Another week behind us, and Girls und Panzer continues to do its magic. Episode eight has a fair share of poignant moments. The student council fold in their attempt to tell Miho the whole truth about the stakes of the tournament. Mako effortlessly sees through Sodoko’s haughty front. The girls agree that giving up is actually an option (!). But it seems I am not alone in singling out the Russian loli rendition of “Katyusha” as the one scene that blew away all others.
At first, I just realized the song was awesome. It took me some time (and pressing the repeat button many, many times) before I started wondering why exactly the impact of the insert song is so great. There is the obvious element of surprise – Russian in our anime, the war anthem coming completely out of left field – Girls und Panzer’s ability to combine silly and cool to make something completely fresh. But I think the scene would not have been half as powerful if not for its context, the place it takes in the episode as a whole.
First of all, we meet Katyusha, the Russian loli commander who is doing her best to raise all the overconfident-and-incompetent-villain flags in existence. She calls her opponents a nameless school, feels no need to keep in shape before the battle, fails to research the opposing team properly and does not listen when her own vice-commander offers advice.
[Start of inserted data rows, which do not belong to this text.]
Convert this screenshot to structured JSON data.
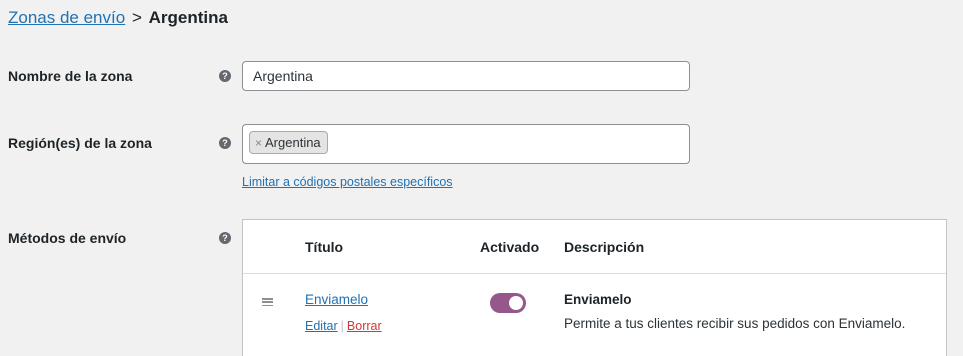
{
  "breadcrumb": {
    "parent_label": "Zonas de envío",
    "separator": ">",
    "current": "Argentina"
  },
  "zone_name": {
    "label": "Nombre de la zona",
    "help": "?",
    "value": "Argentina"
  },
  "zone_regions": {
    "label": "Región(es) de la zona",
    "help": "?",
    "tokens": [
      {
        "remove": "×",
        "label": "Argentina"
      }
    ],
    "zip_link": "Limitar a códigos postales específicos"
  },
  "shipping_methods": {
    "label": "Métodos de envío",
    "help": "?",
    "columns": {
      "title": "Título",
      "enabled": "Activado",
      "description": "Descripción"
    },
    "rows": [
      {
        "title": "Enviamelo",
        "edit": "Editar",
        "divider": "|",
        "delete": "Borrar",
        "enabled": true,
        "desc_title": "Enviamelo",
        "desc_text": "Permite a tus clientes recibir sus pedidos con Enviamelo."
      }
    ]
  },
  "colors": {
    "link": "#2271b1",
    "toggle_on": "#96588a",
    "delete": "#d63638",
    "background": "#f1f1f1"
  }
}
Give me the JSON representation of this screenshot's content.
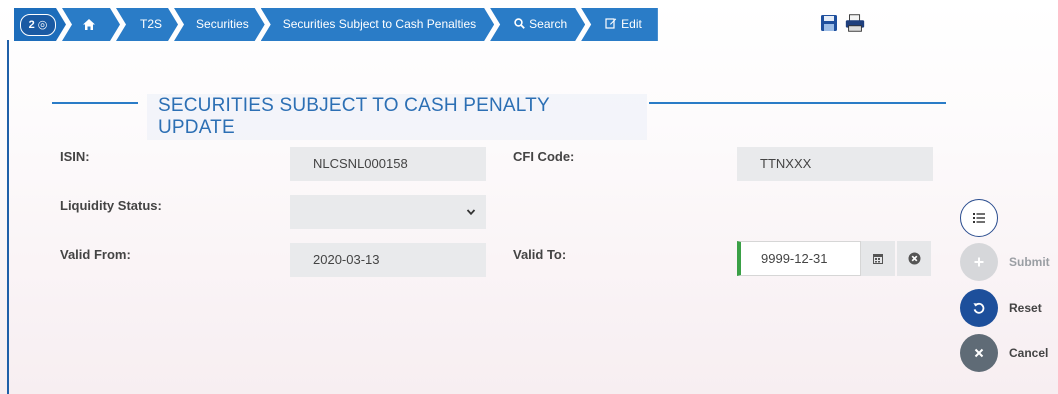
{
  "breadcrumb": {
    "badge": "2 ◎",
    "items": [
      "T2S",
      "Securities",
      "Securities Subject to Cash Penalties"
    ],
    "search_label": "Search",
    "edit_label": "Edit"
  },
  "page": {
    "title": "SECURITIES SUBJECT TO CASH PENALTY UPDATE"
  },
  "form": {
    "isin": {
      "label": "ISIN:",
      "value": "NLCSNL000158"
    },
    "cfi": {
      "label": "CFI Code:",
      "value": "TTNXXX"
    },
    "liquidity": {
      "label": "Liquidity Status:",
      "value": ""
    },
    "valid_from": {
      "label": "Valid From:",
      "value": "2020-03-13"
    },
    "valid_to": {
      "label": "Valid To:",
      "value": "9999-12-31"
    }
  },
  "actions": {
    "submit": "Submit",
    "reset": "Reset",
    "cancel": "Cancel"
  },
  "colors": {
    "breadcrumb": "#2a7cc7",
    "title": "#2c6fb4",
    "reset": "#1d4f9b",
    "cancel": "#5f6b76",
    "valid_indicator": "#3aa046"
  },
  "icons": [
    "eye-icon",
    "home-icon",
    "search-icon",
    "edit-icon",
    "save-icon",
    "print-icon",
    "list-icon",
    "plus-icon",
    "reset-icon",
    "close-icon",
    "calendar-icon",
    "clear-icon",
    "chevron-down-icon"
  ]
}
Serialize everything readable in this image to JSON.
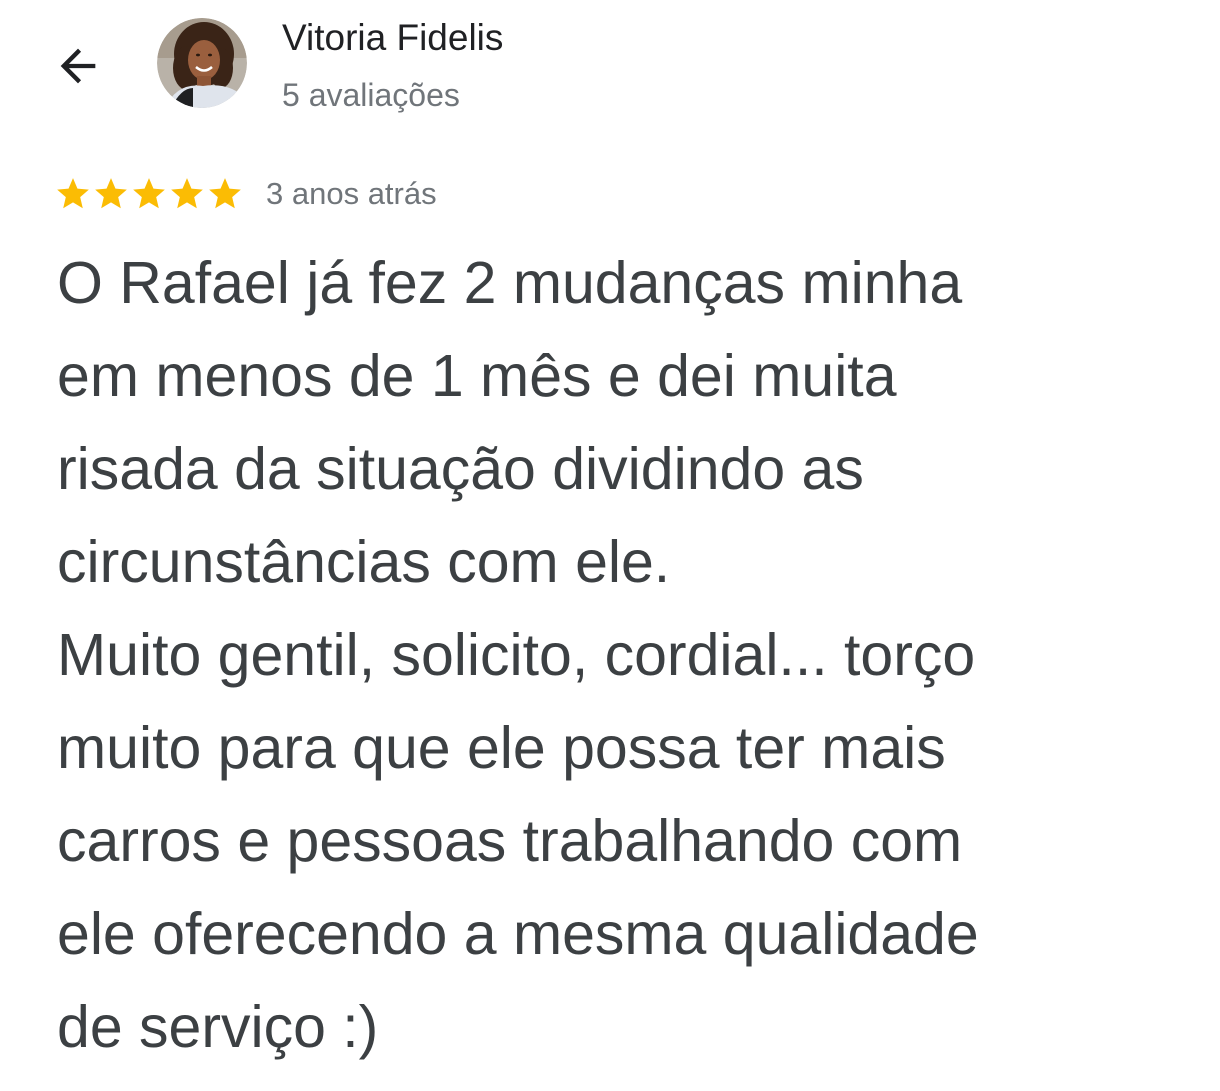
{
  "header": {
    "back_icon": "arrow-left-icon",
    "avatar_icon": "user-photo-avatar",
    "author_name": "Vitoria Fidelis",
    "review_count": "5 avaliações"
  },
  "review": {
    "rating": 5,
    "rating_max": 5,
    "star_icon": "star-icon",
    "star_color": "#fbbc04",
    "date": "3 anos atrás",
    "lines": [
      "O Rafael já fez 2 mudanças minha",
      "em menos de 1 mês e dei muita",
      "risada da situação dividindo as",
      "circunstâncias com ele.",
      "Muito gentil, solicito, cordial... torço",
      "muito para que ele possa ter mais",
      "carros e pessoas trabalhando com",
      "ele oferecendo a mesma qualidade",
      "de serviço :)"
    ]
  },
  "colors": {
    "text_primary": "#202124",
    "text_body": "#3c4043",
    "text_secondary": "#70757a",
    "background": "#ffffff"
  }
}
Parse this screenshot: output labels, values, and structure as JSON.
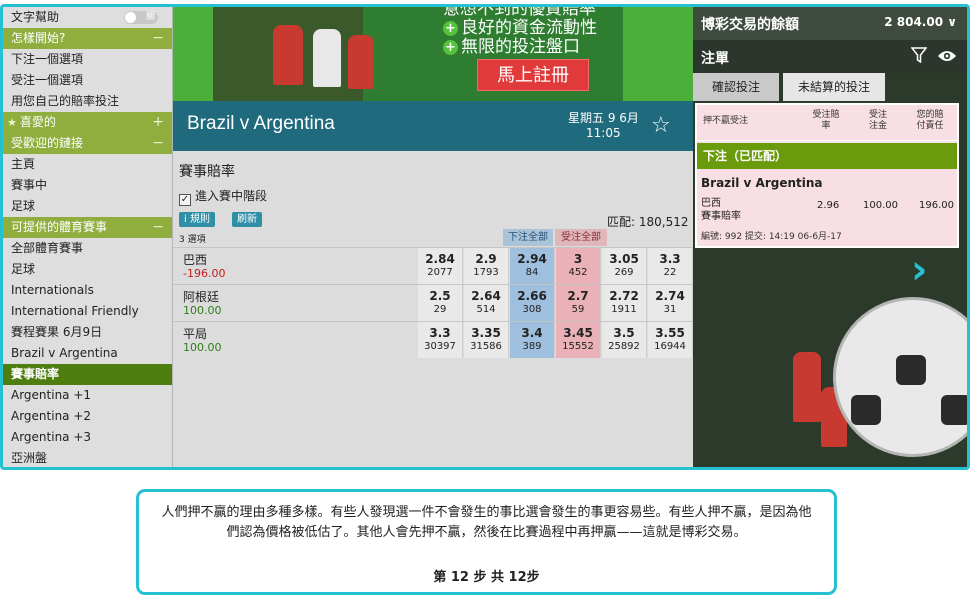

All of this in a one-minute scene. Later on in the episode, we will also learn that she has a superiority and height complex and motivates her schoolmates by throwing threats at them. As if that was not overkill, the official twitter account of the show mentions that the reason Katyusha became commander of her unit was that it was her tank that shot down Miho’s flag tank in last year’s competition… and viewers are left to imagine how much of that was to Katyusha’s credit.
Another thing clearly presented in this episode is how green the Ooarai girls still are, even after getting through two matches. You can see it every step of the way – the lukewarm motivation of the first-years, the way the girls fool around during practice and before the match. And to top it off, the final briefing shows how much the team lacks cohesion as the girls get carried away and pressure their experienced commander into changing her tactics.
It is no coincidence that the Katyusha scene comes immediately after that briefing. In a matter of seconds, the false sense of security bestowed by the Russian commander’s portrayal is blown away. The Pravda team reveals itself as a single, breathing organism, a beast of war united under that one name – Katyusha. That the commander’s name overlaps with the name of the song adds another layer to the message, leaving no doubt that the Pravda girls will obey Katyusha’s orders to the last tank standing, just like the song itself is a tale of loyalty to one’s homeland and loved ones. There is no comparison whatsoever to the lack of discipline and integrity displayed by Ooarai.
It is through those two contrasts that the rendition of Katyusha gains its significance as a scene, and that significance lends it power necessary to make as much of an impact as it does. Hats off to director Mizushima.